“It's all Soviet design. Only the latest planes, for example the Su-35, could have imported components. But on the whole, it is Soviet-made aircraft that are falling. So I don’t see anything sensational in the crashes, as in aviation there have always been flight accidents (an accident designates no loss of life, in contrast to a crash). All sorts of accidents are possible, there are a lot of reasons, for example, the human factor: piloting error, or an error from the technical staff (forgot to refuel or refueled the aircraft with sub-standard fuel). This is machinery – any machine can fail, any person can make a mistake. So I don't think it’s necessary to stir up any passions.”
On the morning of September 11, Baza reported on the crash of a Su-34 fighter jet in Crimea. The crash happened on the border of Rozdolne and Krasnoperekopsk districts, the pilots managed to eject. The causes of the crash were not named.
On October 1, Baza reported on another incident at the Belbek airfield in Crimea. An unnamed military plane rolled out of the runway during landing, rolled down a mountain and caught fire. According to these reports, a munition detonated on board and there was an explosion. The pilot ejected.
On October 9, two planes crashed at once in the Rostov region: near the farms Sibirki and Rogalik. In the first case, the Su-24 made a hard landing in a field – the aircraft started falling after a training flight, but the crew managed to eject. In the second case, a Su-25 attack aircraft crashed, killing the pilot. Local newspapers reported on the incident as a military flight.
October 17 marked the tragedy in Yeisk – a training Su-34 flight crashed into a residential building, while the pilot managed to eject. Retired aviation colonel Viktor Alksnis told The Insider that the Su-34 appeared to have been performing a training flight, there were no bombs or missiles on board, and shells began to burst as the plane fell.
The next accident happened a few days later – on October 23, a Su-30SM fighter jet fell on a two-story house in Irkutsk. At the time of the crash there was no one there, both pilots were killed. Russia’s Investigative Committee put forward two versions: equipment failure and piloting error. State-owned news outlet RIA Novosti wrote that the pilots could have lost consciousness during the flight due to the improper preparation of their oxygen cylinders.
Five reported cases of military aircraft crashes were reported over the spring and sumer: an An-26 in the Voronezh region on the first day of the invasion, a MiG-31 in the Leningrad region on April 8, a Su-25 in the Belgorod region on 17 June, a Su-25 in the Rostov region on 21 June and an Il-76 in the Ryazan region on 24 June.
“The equipment is aging. American B-52 strategic bombers were made in the 1950s and have been flown for nearly 70 years now, and as far as I know, there are plans to upgrade them and they will fly until they're 100 years old. There are certain ratios of air incidents based on hours flown. I don't see anything surprising to ring all the bells just yet.

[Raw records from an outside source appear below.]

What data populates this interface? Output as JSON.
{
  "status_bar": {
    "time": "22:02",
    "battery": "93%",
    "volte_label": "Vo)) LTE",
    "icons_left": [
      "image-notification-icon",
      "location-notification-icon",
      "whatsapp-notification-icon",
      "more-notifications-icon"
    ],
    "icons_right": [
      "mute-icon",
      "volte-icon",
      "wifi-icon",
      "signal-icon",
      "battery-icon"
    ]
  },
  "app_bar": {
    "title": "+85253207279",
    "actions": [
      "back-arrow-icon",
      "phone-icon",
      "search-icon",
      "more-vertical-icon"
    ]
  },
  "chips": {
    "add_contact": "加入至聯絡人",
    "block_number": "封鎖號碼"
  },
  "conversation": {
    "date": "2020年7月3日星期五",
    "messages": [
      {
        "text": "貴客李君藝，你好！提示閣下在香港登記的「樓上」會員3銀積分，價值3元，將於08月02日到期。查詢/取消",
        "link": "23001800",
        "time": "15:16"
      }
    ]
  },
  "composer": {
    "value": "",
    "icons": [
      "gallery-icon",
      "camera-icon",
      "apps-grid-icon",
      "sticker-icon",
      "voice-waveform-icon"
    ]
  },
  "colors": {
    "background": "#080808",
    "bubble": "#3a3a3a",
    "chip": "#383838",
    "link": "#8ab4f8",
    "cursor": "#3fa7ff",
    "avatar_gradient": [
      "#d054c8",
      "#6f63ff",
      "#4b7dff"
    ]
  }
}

We don't know the number of combat losses of our air force because that data is classified. But even if we believe the figures from foreign sources (they say that we lost supposedly 50 aircraft in Ukraine), it is impossible to suffer so many non-combat losses in one year, because it is very difficult to hide them. Count how many flying accidents there were during that year. And if we believe that we lost 50 aircrafts and compare these figures, I repeat, there were no non-combat losses of such a number this year,” Alksnis points out.